§ YOUR INSTRUCTIONS: Nothing in the records should differ when you write them out again.

§ DATASET RECORDS:

Segment Open

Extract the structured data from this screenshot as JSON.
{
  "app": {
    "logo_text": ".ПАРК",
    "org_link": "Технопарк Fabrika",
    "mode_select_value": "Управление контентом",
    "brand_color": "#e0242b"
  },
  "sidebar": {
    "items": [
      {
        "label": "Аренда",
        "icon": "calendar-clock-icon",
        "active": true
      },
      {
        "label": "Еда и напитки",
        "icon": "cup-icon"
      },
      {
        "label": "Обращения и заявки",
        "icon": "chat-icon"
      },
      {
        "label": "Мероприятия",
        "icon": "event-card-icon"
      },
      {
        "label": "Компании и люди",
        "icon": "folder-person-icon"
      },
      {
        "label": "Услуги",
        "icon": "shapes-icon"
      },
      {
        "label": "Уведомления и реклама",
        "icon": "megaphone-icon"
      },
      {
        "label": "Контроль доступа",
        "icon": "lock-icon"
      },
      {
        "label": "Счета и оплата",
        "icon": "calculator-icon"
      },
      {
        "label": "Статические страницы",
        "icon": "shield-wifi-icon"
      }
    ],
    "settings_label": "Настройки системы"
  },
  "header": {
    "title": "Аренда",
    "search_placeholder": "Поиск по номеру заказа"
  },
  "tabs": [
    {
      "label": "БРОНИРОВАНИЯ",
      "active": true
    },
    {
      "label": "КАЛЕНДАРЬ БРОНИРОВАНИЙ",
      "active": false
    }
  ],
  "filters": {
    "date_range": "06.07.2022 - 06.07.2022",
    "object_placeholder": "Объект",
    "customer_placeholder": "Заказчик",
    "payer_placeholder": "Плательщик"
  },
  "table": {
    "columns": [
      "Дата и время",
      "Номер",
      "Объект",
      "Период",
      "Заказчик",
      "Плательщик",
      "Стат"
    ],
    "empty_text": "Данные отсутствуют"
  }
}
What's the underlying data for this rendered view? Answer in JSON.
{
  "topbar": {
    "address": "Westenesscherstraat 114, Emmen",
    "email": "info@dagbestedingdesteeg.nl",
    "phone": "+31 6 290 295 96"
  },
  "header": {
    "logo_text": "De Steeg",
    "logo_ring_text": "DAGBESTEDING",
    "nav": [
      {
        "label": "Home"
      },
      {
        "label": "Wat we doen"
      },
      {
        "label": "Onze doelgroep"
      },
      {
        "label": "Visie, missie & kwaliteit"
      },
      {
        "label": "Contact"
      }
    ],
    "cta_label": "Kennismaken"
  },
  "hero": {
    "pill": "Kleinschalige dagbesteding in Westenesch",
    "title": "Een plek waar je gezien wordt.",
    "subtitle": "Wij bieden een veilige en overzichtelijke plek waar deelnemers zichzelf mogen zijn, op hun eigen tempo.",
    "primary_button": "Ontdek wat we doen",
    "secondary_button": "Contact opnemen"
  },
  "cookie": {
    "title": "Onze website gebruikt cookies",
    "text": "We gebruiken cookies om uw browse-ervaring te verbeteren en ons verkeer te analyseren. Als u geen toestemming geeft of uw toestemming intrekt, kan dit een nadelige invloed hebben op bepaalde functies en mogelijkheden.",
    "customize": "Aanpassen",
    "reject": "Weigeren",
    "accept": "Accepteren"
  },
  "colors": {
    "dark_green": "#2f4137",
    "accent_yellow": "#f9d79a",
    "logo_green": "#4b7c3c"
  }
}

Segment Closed

§ EXERCISE RESULT:
Extract the structured data from this screenshot as JSON.
{
  "app": {
    "logo_text": ".ПАРК",
    "org_link": "Технопарк Fabrika",
    "mode_select_value": "Управление контентом",
    "brand_color": "#e0242b"
  },
  "sidebar": {
    "items": [
      {
        "label": "Аренда",
        "icon": "calendar-clock-icon",
        "active": true
      },
      {
        "label": "Еда и напитки",
        "icon": "cup-icon"
      },
      {
        "label": "Обращения и заявки",
        "icon": "chat-icon"
      },
      {
        "label": "Мероприятия",
        "icon": "event-card-icon"
      },
      {
        "label": "Компании и люди",
        "icon": "folder-person-icon"
      },
      {
        "label": "Услуги",
        "icon": "shapes-icon"
      },
      {
        "label": "Уведомления и реклама",
        "icon": "megaphone-icon"
      },
      {
        "label": "Контроль доступа",
        "icon": "lock-icon"
      },
      {
        "label": "Счета и оплата",
        "icon": "calculator-icon"
      },
      {
        "label": "Статические страницы",
        "icon": "shield-wifi-icon"
      }
    ],
    "settings_label": "Настройки системы"
  },
  "header": {
    "title": "Аренда",
    "search_placeholder": "Поиск по номеру заказа"
  },
  "tabs": [
    {
      "label": "БРОНИРОВАНИЯ",
      "active": true
    },
    {
      "label": "КАЛЕНДАРЬ БРОНИРОВАНИЙ",
      "active": false
    }
  ],
  "filters": {
    "date_range": "06.07.2022 - 06.07.2022",
    "object_placeholder": "Объект",
    "customer_placeholder": "Заказчик",
    "payer_placeholder": "Плательщик"
  },
  "table": {
    "columns": [
      "Дата и время",
      "Номер",
      "Объект",
      "Период",
      "Заказчик",
      "Плательщик",
      "Стат"
    ],
    "empty_text": "Данные отсутствуют"
  }
}
What's the underlying data for this rendered view? Answer in JSON.
{
  "topbar": {
    "address": "Westenesscherstraat 114, Emmen",
    "email": "info@dagbestedingdesteeg.nl",
    "phone": "+31 6 290 295 96"
  },
  "header": {
    "logo_text": "De Steeg",
    "logo_ring_text": "DAGBESTEDING",
    "nav": [
      {
        "label": "Home"
      },
      {
        "label": "Wat we doen"
      },
      {
        "label": "Onze doelgroep"
      },
      {
        "label": "Visie, missie & kwaliteit"
      },
      {
        "label": "Contact"
      }
    ],
    "cta_label": "Kennismaken"
  },
  "hero": {
    "pill": "Kleinschalige dagbesteding in Westenesch",
    "title": "Een plek waar je gezien wordt.",
    "subtitle": "Wij bieden een veilige en overzichtelijke plek waar deelnemers zichzelf mogen zijn, op hun eigen tempo.",
    "primary_button": "Ontdek wat we doen",
    "secondary_button": "Contact opnemen"
  },
  "cookie": {
    "title": "Onze website gebruikt cookies",
    "text": "We gebruiken cookies om uw browse-ervaring te verbeteren en ons verkeer te analyseren. Als u geen toestemming geeft of uw toestemming intrekt, kan dit een nadelige invloed hebben op bepaalde functies en mogelijkheden.",
    "customize": "Aanpassen",
    "reject": "Weigeren",
    "accept": "Accepteren"
  },
  "colors": {
    "dark_green": "#2f4137",
    "accent_yellow": "#f9d79a",
    "logo_green": "#4b7c3c"
  }
}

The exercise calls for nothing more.